**Assignment**
Could you give the data below again, exactly and completely?
BEGIN Records supplied
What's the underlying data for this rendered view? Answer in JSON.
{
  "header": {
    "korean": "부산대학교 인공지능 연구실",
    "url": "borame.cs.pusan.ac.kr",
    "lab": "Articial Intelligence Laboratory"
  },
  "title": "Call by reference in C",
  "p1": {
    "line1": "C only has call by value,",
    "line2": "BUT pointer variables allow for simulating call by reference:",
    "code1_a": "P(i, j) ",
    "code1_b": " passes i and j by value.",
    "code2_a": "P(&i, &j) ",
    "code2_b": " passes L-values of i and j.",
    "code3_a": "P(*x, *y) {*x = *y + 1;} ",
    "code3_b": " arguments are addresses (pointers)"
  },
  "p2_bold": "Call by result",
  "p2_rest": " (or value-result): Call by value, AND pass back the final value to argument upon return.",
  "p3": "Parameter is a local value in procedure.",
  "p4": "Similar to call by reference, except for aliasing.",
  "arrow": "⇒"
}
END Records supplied
**Finished task**
What's the underlying data for this rendered view? Answer in JSON.
{
  "header": {
    "korean": "부산대학교 인공지능 연구실",
    "url": "borame.cs.pusan.ac.kr",
    "lab": "Articial Intelligence Laboratory"
  },
  "title": "Call by reference in C",
  "p1": {
    "line1": "C only has call by value,",
    "line2": "BUT pointer variables allow for simulating call by reference:",
    "code1_a": "P(i, j) ",
    "code1_b": " passes i and j by value.",
    "code2_a": "P(&i, &j) ",
    "code2_b": " passes L-values of i and j.",
    "code3_a": "P(*x, *y) {*x = *y + 1;} ",
    "code3_b": " arguments are addresses (pointers)"
  },
  "p2_bold": "Call by result",
  "p2_rest": " (or value-result): Call by value, AND pass back the final value to argument upon return.",
  "p3": "Parameter is a local value in procedure.",
  "p4": "Similar to call by reference, except for aliasing.",
  "arrow": "⇒"
}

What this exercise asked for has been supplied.